Tapeworms are helminths capable of targeting the digestive system, but require various hosts for successful growth and transmission.
Hydatid disease, also referred to as cystic echinococcosis, is characterized by the slow growth of large cysts within various organs.
Nematodes, or roundworms, are capable of exhibiting parasitic behavior.
The human reproductive system functions to produce human offspring, with the male providing sperm and the female providing the ovum.
The urinary system maintains blood homeostasis by filtering out excess fluid and other substances from the bloodstream and secreting waste.
The vaginal microflora consist mostly of various lactobacillus species.
A urinary tract infection (UTI) is an infection affecting the urinary tract; about 150 million people develop UTIs each year.
Cystitis is a urinary bladder inflammation that is most commonly caused by a bacterial infection of the lower urinary tract infection.
Pyelonephritis is an inflammation of the kidney tissue and surrounding area, commonly caused by a bacterial infection ascending up the upper urinary tract.
Leptospirosis is a rare and severe infection caused by Leptospira bacteria and usually transmitted to people from animals.
Prostatitis is an inflammation of the prostate which can be caused by bacteria.
Gonorrhea (also colloquially known as the clap) is a common human sexually transmitted infection caused by the bacterium Neisseria gonorrhoeae.
Nongonococcal urethritis (NGU) is an urethral inflammation that is not caused by Neisseria gonorrhoeae.
Pelvic inflammatory disease (PID) is an inflammation of the female reproductive organs that is most often caused by infection.
Syphilis is a sexually transmitted infection (STI) caused by the bacterium Treponema pallidum.
Genital ulcers are skin ulcers on the genital area caused by sexually transmitted diseases or noninfectious conditions.
Lymphogranuloma venereum (LGV) is a sexually transmitted disease which causes an infection of the lymph nodes.
Group B streptococcus is part of the natural microflora in some people, but can sometimes cause life-threatening infections.

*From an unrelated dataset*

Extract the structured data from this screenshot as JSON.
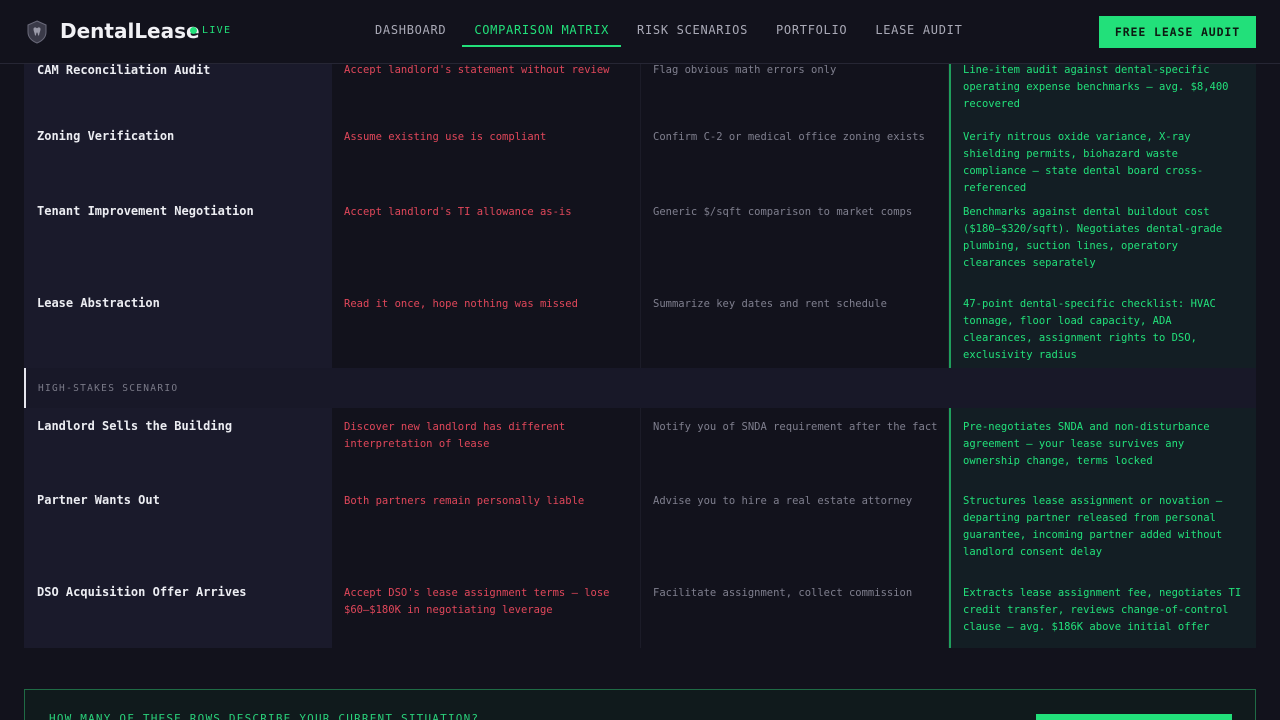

Chancroid is a sexually transmitted disease caused by Haemophilus ducreyi.
Bacterial vaginosis (BV) is a condition of disrupted balance of the vaginal microflora.
Chlamydia infection is a common sexually transmitted infection (STI) in humans caused by the bacterium Chlamydia trachomatis.
Herpes genitalis (or genital herpes) refers to a genital infection by Herpes simplex virus.
Genital warts is a highly contagious sexually transmitted disease caused by some sub-types of human papillomavirus (HPV).
Human immunodeficiency virus infection/acquired immunodeficiency syndrome is a disease of the human immune system caused by HIV.
Human papillomavirus (HPV) is a virus from the papillomavirus family that is capable of infecting humans.
Candidal vulvovaginitis is an infection of the vagina's mucous membranes caused by Candida albicans.
Trichomoniasis is primarily an infection of the urogenital tract; the most common site of infection is the urethra and the vagina in women.
TORCH infections are a group of viral, bacterial, and protozoan infections that gain access to the fetal bloodstream from the mother.